*** The records Section Begins ***
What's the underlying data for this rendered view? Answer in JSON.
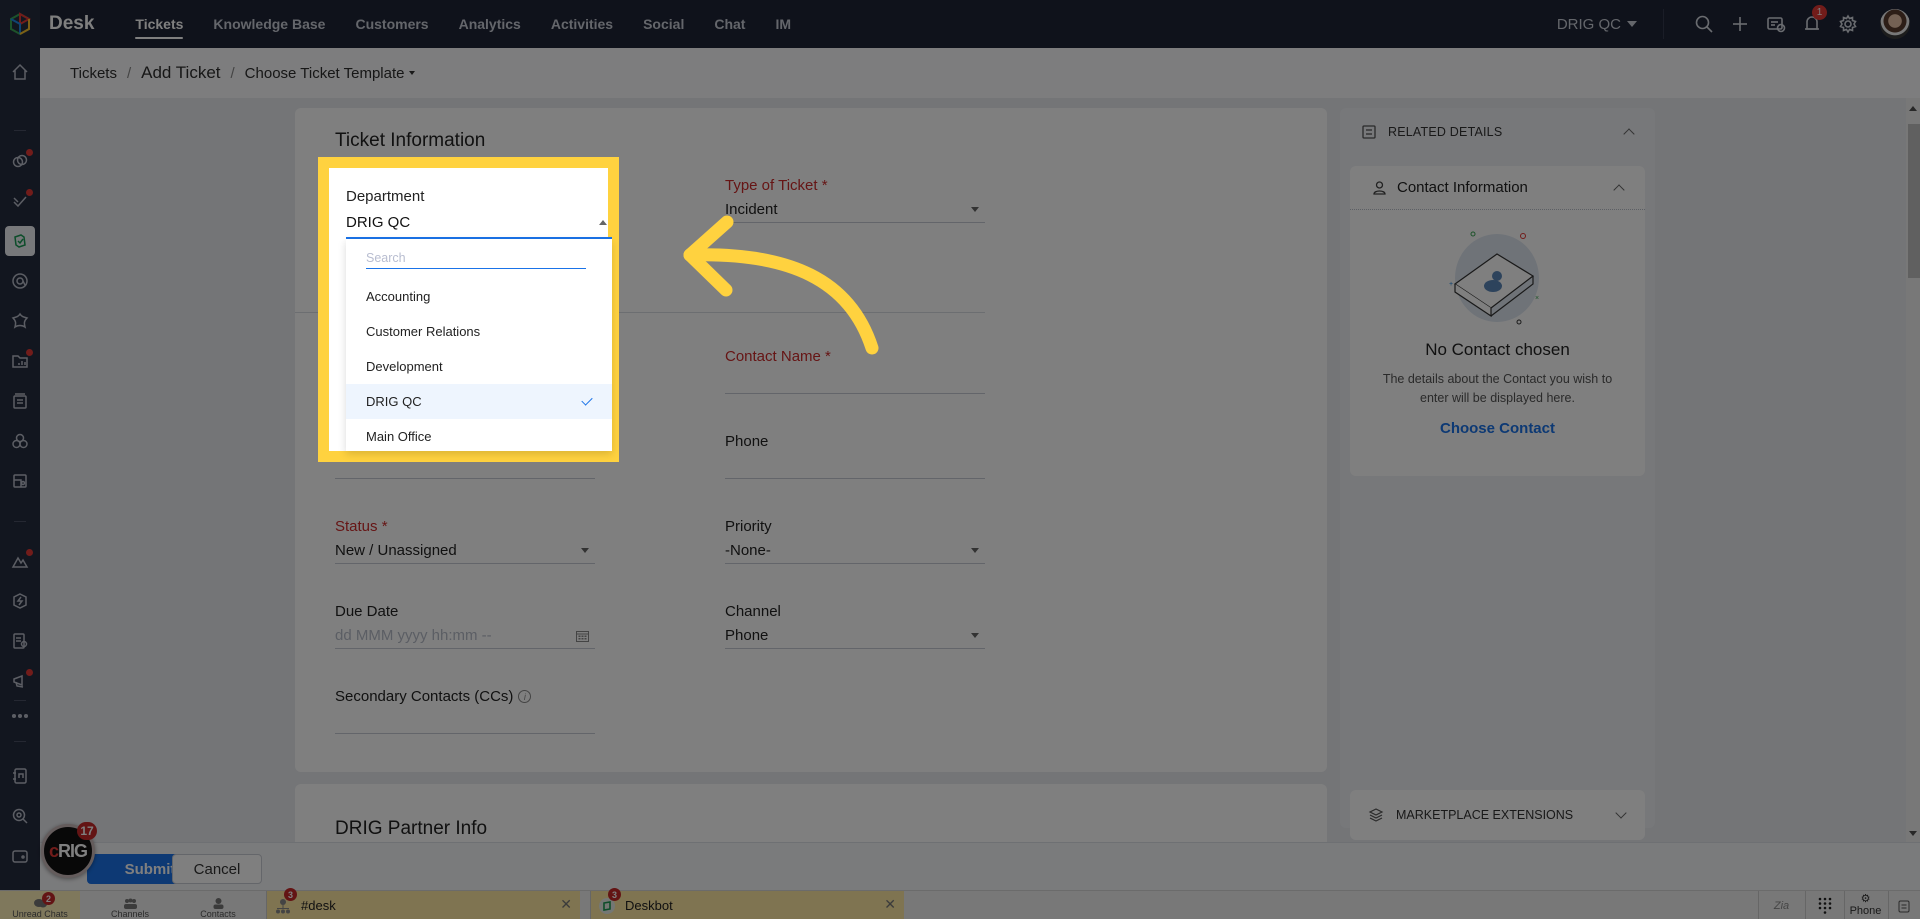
{
  "topbar": {
    "app_title": "Desk",
    "nav": [
      "Tickets",
      "Knowledge Base",
      "Customers",
      "Analytics",
      "Activities",
      "Social",
      "Chat",
      "IM"
    ],
    "active_nav": "Tickets",
    "department_switch": "DRIG QC",
    "notification_count": "1",
    "icons": [
      "search-icon",
      "plus-icon",
      "ticket-info-icon",
      "bell-icon",
      "gear-icon",
      "avatar"
    ]
  },
  "sidebar": {
    "items": [
      "home",
      "collaboration",
      "approvals",
      "tickets",
      "mentions",
      "integrations",
      "reports",
      "articles",
      "modules",
      "layouts",
      "community",
      "automation",
      "knowledge",
      "campaigns",
      "more",
      "notebook",
      "search-analysis",
      "wallet",
      "tags"
    ],
    "active": "tickets"
  },
  "breadcrumb": {
    "root": "Tickets",
    "separator": "/",
    "current": "Add Ticket",
    "template_menu": "Choose Ticket Template"
  },
  "form": {
    "section_title": "Ticket Information",
    "department": {
      "label": "Department",
      "value": "DRIG QC"
    },
    "type_of_ticket": {
      "label": "Type of Ticket *",
      "value": "Incident"
    },
    "contact_name": {
      "label": "Contact Name *",
      "value": ""
    },
    "phone": {
      "label": "Phone",
      "value": ""
    },
    "status": {
      "label": "Status *",
      "value": "New / Unassigned"
    },
    "priority": {
      "label": "Priority",
      "value": "-None-"
    },
    "due_date": {
      "label": "Due Date",
      "placeholder": "dd MMM yyyy hh:mm --"
    },
    "channel": {
      "label": "Channel",
      "value": "Phone"
    },
    "secondary_contacts": {
      "label": "Secondary Contacts (CCs)"
    },
    "section2_title": "DRIG Partner Info"
  },
  "department_dropdown": {
    "search_placeholder": "Search",
    "options": [
      "Accounting",
      "Customer Relations",
      "Development",
      "DRIG QC",
      "Main Office"
    ],
    "selected": "DRIG QC"
  },
  "right_panel": {
    "related_details": "RELATED DETAILS",
    "contact_info_title": "Contact Information",
    "empty_title": "No Contact chosen",
    "empty_desc": "The details about the Contact you wish to enter will be displayed here.",
    "choose_contact": "Choose Contact",
    "marketplace": "MARKETPLACE EXTENSIONS"
  },
  "footer": {
    "submit": "Submit",
    "cancel": "Cancel",
    "bubble_text": "RIG",
    "bubble_badge": "17"
  },
  "bottombar": {
    "tabs": [
      {
        "label": "Unread Chats",
        "badge": "2"
      },
      {
        "label": "Channels"
      },
      {
        "label": "Contacts"
      }
    ],
    "chats": [
      {
        "name": "#desk",
        "badge": "3"
      },
      {
        "name": "Deskbot",
        "badge": "3"
      }
    ],
    "right_items": [
      "zia",
      "dialpad",
      "Phone",
      "notes"
    ],
    "phone_label": "Phone"
  },
  "annotation": {
    "highlight_color": "#ffd23f"
  }
}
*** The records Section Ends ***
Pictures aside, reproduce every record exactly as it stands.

▶ _Result below_
What's the underlying data for this rendered view? Answer in JSON.
{
  "topbar": {
    "app_title": "Desk",
    "nav": [
      "Tickets",
      "Knowledge Base",
      "Customers",
      "Analytics",
      "Activities",
      "Social",
      "Chat",
      "IM"
    ],
    "active_nav": "Tickets",
    "department_switch": "DRIG QC",
    "notification_count": "1",
    "icons": [
      "search-icon",
      "plus-icon",
      "ticket-info-icon",
      "bell-icon",
      "gear-icon",
      "avatar"
    ]
  },
  "sidebar": {
    "items": [
      "home",
      "collaboration",
      "approvals",
      "tickets",
      "mentions",
      "integrations",
      "reports",
      "articles",
      "modules",
      "layouts",
      "community",
      "automation",
      "knowledge",
      "campaigns",
      "more",
      "notebook",
      "search-analysis",
      "wallet",
      "tags"
    ],
    "active": "tickets"
  },
  "breadcrumb": {
    "root": "Tickets",
    "separator": "/",
    "current": "Add Ticket",
    "template_menu": "Choose Ticket Template"
  },
  "form": {
    "section_title": "Ticket Information",
    "department": {
      "label": "Department",
      "value": "DRIG QC"
    },
    "type_of_ticket": {
      "label": "Type of Ticket *",
      "value": "Incident"
    },
    "contact_name": {
      "label": "Contact Name *",
      "value": ""
    },
    "phone": {
      "label": "Phone",
      "value": ""
    },
    "status": {
      "label": "Status *",
      "value": "New / Unassigned"
    },
    "priority": {
      "label": "Priority",
      "value": "-None-"
    },
    "due_date": {
      "label": "Due Date",
      "placeholder": "dd MMM yyyy hh:mm --"
    },
    "channel": {
      "label": "Channel",
      "value": "Phone"
    },
    "secondary_contacts": {
      "label": "Secondary Contacts (CCs)"
    },
    "section2_title": "DRIG Partner Info"
  },
  "department_dropdown": {
    "search_placeholder": "Search",
    "options": [
      "Accounting",
      "Customer Relations",
      "Development",
      "DRIG QC",
      "Main Office"
    ],
    "selected": "DRIG QC"
  },
  "right_panel": {
    "related_details": "RELATED DETAILS",
    "contact_info_title": "Contact Information",
    "empty_title": "No Contact chosen",
    "empty_desc": "The details about the Contact you wish to enter will be displayed here.",
    "choose_contact": "Choose Contact",
    "marketplace": "MARKETPLACE EXTENSIONS"
  },
  "footer": {
    "submit": "Submit",
    "cancel": "Cancel",
    "bubble_text": "RIG",
    "bubble_badge": "17"
  },
  "bottombar": {
    "tabs": [
      {
        "label": "Unread Chats",
        "badge": "2"
      },
      {
        "label": "Channels"
      },
      {
        "label": "Contacts"
      }
    ],
    "chats": [
      {
        "name": "#desk",
        "badge": "3"
      },
      {
        "name": "Deskbot",
        "badge": "3"
      }
    ],
    "right_items": [
      "zia",
      "dialpad",
      "Phone",
      "notes"
    ],
    "phone_label": "Phone"
  },
  "annotation": {
    "highlight_color": "#ffd23f"
  }
}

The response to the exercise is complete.